Exercise details
Through the last line of the entries, please copy every line exactly, starting with the one that contains "Convert this screenshot".

(Dataset rows describing interfaces)
--- --- ---
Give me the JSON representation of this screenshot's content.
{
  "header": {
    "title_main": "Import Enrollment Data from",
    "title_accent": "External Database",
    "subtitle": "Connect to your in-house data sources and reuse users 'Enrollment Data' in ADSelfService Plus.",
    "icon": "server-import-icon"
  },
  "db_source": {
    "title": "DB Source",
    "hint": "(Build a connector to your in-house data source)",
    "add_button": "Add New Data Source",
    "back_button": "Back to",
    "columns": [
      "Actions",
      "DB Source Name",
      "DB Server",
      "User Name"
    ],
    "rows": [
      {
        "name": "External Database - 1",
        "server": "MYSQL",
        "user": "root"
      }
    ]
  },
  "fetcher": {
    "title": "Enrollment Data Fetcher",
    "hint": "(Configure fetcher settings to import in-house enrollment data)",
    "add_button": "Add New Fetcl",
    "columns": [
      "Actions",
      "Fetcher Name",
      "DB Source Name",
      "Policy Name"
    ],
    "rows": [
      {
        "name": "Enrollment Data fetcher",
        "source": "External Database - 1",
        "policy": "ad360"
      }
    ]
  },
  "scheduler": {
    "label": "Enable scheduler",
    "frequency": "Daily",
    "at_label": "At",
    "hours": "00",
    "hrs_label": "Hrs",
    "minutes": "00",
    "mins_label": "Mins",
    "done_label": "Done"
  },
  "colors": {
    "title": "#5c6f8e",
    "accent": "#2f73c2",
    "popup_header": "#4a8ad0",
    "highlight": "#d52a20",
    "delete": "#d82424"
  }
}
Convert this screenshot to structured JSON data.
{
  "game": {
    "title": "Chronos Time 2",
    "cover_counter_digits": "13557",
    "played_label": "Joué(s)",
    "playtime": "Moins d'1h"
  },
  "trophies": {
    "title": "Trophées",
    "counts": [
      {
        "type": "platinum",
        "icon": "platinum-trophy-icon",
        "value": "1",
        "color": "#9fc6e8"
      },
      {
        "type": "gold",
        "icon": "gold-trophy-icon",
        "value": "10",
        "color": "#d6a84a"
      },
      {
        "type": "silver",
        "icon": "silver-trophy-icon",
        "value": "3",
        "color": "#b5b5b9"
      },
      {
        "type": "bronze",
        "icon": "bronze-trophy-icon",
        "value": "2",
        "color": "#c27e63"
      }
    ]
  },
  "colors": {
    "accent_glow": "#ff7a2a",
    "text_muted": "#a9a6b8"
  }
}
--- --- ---
Task answer
Convert this screenshot to structured JSON data.
{
  "game": {
    "title": "Chronos Time 2",
    "cover_counter_digits": "13557",
    "played_label": "Joué(s)",
    "playtime": "Moins d'1h"
  },
  "trophies": {
    "title": "Trophées",
    "counts": [
      {
        "type": "platinum",
        "icon": "platinum-trophy-icon",
        "value": "1",
        "color": "#9fc6e8"
      },
      {
        "type": "gold",
        "icon": "gold-trophy-icon",
        "value": "10",
        "color": "#d6a84a"
      },
      {
        "type": "silver",
        "icon": "silver-trophy-icon",
        "value": "3",
        "color": "#b5b5b9"
      },
      {
        "type": "bronze",
        "icon": "bronze-trophy-icon",
        "value": "2",
        "color": "#c27e63"
      }
    ]
  },
  "colors": {
    "accent_glow": "#ff7a2a",
    "text_muted": "#a9a6b8"
  }
}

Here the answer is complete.